VR becomes the new reality for artists as museums and galleries battle to draw in visitors
- Galleries and museums around the world have closed their doors to the public
- Exhibitions staged via online platforms are becoming the new normal, and artists are realising the need to become VR savvy
By Kwon Mee-yoo
Covid-19 has forced art museums and galleries in South Korea to close temporarily, but museums have turned to online platforms to reach people craving culture while they are isolated at home.
The Savina Museum of Contemporary Art in Seoul saw a surge in digital viewers of its virtual reality (VR) exhibitions after the outbreak. The private museum was one of the first in Korea to offer VR exhibitions in 2012 and it now has an archive of 29 VR exhibitions available online.
“We didn’t want our long prepared exhibitions to be wasted after they closed. We wanted to preserve exhibitions as they were displayed, not just through a printed catalogue,” said Kang Jae-hyun, the museum’s chief curator. “The VR exhibitions are also aimed at those who cannot visit the museum in person.” Kang said the number of visitors to the VR exhibitions has jumped almost 10 times since the Covid-19 outbreak.
“Most artists have expressed an interest in VR exhibitions, which document their shows in an unprecedented way. Some of them asked us how to create a VR exhibition to archive their other exhibitions as well.”
Kang said the art world cannot go back to pre-pandemic routines. “Constructing online exhibitions, including VR, will become essential, not an option, for contemporary artists in the immediate future. Though the online edition cannot completely replace the offline exhibition, artists will have to think about the online presentation of their work and their exhibitions,” Kang said.
“Installation methods will also have to take the online version into consideration. For instance, we have an open-air exhibition space on our rooftop and could use drones to add a sense of dimension to the VR version.”
The National Museum of Modern and Contemporary Art (MMCA) experimented with a variety of online content on its social media platforms during its 72-day closure. “Modern and Contemporary Korean Writing”, a calligraphy exhibition at the MMCA’s Deoksugung Palace branch, went online in late March while the museum was closed, with the curator giving a tour of the exhibit that was live-streamed on YouTube.
“Over 14,000 viewers watched it live and it has now reached 67,000 views,” said Tiffany Yun, MMCA senior deputy director of public relations. “On the day of our reopening, a visitor said she watched the video online with her child and had a greater appreciation of the exhibition in person after seeing it online in advance.”
The museum's contemporary art videos featuring renowned artists such as Marcel Duchamp, Choi Jeong-hwa and Park Seo-bo received more views during the lockdown. “Since the Office of Education set students the task of writing a report on our artist video series for art classes, the videos got up to 150,000 views. This has encouraged the MMCA to strengthen its educational content,” Yun said.
The state-run art museum expects online content will complement its in-person exhibitions. “The coronavirus crisis presents an opportunity to rethink how to present art, as people can gain access through online platforms, especially through mobile. We were planning to create online content for seven of our exhibitions this year, but it was expanded to include all exhibitions as the Covid-19 situation raised our awareness about the importance of online exhibitions,” Yun said.
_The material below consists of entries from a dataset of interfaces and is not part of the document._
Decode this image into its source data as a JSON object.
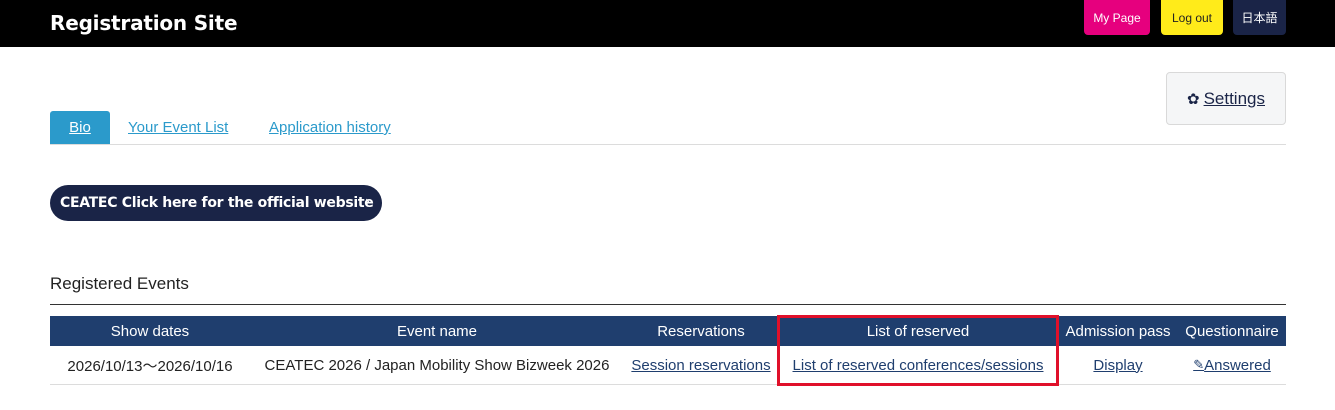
{
  "header": {
    "title": "Registration Site",
    "my_page": "My Page",
    "logout": "Log out",
    "language": "日本語"
  },
  "settings": {
    "label": "Settings",
    "icon": "gear-icon"
  },
  "tabs": [
    {
      "label": "Bio",
      "active": true
    },
    {
      "label": "Your Event List",
      "active": false
    },
    {
      "label": "Application history",
      "active": false
    }
  ],
  "official_link": {
    "label": "CEATEC Click here for the official website",
    "chevron": "›"
  },
  "registered": {
    "title": "Registered Events",
    "columns": [
      "Show dates",
      "Event name",
      "Reservations",
      "List of reserved",
      "Admission pass",
      "Questionnaire"
    ],
    "rows": [
      {
        "dates": "2026/10/13〜2026/10/16",
        "event": "CEATEC 2026 / Japan Mobility Show Bizweek 2026",
        "reservations": "Session reservations",
        "reserved_list": "List of reserved conferences/sessions",
        "admission": "Display",
        "questionnaire": "Answered"
      }
    ]
  },
  "colors": {
    "header_bg": "#000000",
    "accent": "#2b9acb",
    "navy": "#1a2447",
    "table_head": "#1f3e6e",
    "pink": "#e6007e",
    "yellow": "#ffeb1a",
    "highlight": "#e0102a"
  }
}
The pandemic has also affected how international exhibitions are organised. “The participating artists for the upcoming 2020 Asia Project Looking for Another Family exhibition could not visit the museum in person to install their art. We are preparing the exhibit entirely through video conferencing and have documented the installation process, which will be exhibited alongside the art,” Yun said. “The opening ceremony will also differ from what it used to be. It will be held online, inviting overseas artists and the curator and giving them a tour of the exhibition.”
The National Museum of Korea opened three Immersive Digital Galleries this week and though the content was originally developed for in-person visits, the museum plans to expand it online.
“We expect the museum to take a bigger online role. When I went on a research trip abroad last year, the Korean Cultural Centres overseas said there is a demand for quality digital content on Korean traditional culture for educational purposes as well as for nostalgic Korean overseas residents,” said Lee Tae-hee, associate curator of the museum's digitisation division.
“Students at Korean overseas schools or foreigners who want to know more about Korean culture can learn much more from immersive content than books.”
Shin Sang-chul, a professor at the Department of Cultural Heritage Convergence at Korea University, said online exhibitions have limitations in terms of a museum’s curation goals, but they serve a role for educational purposes.
“A museum displays actual relics and art pieces. When one cannot go to a museum in person, online exhibitions can provide information and images, but the digital experience would never replace the value of the actual object and the curator’s interpretation,” Shin said. “However, online exhibitions and content are useful for education.”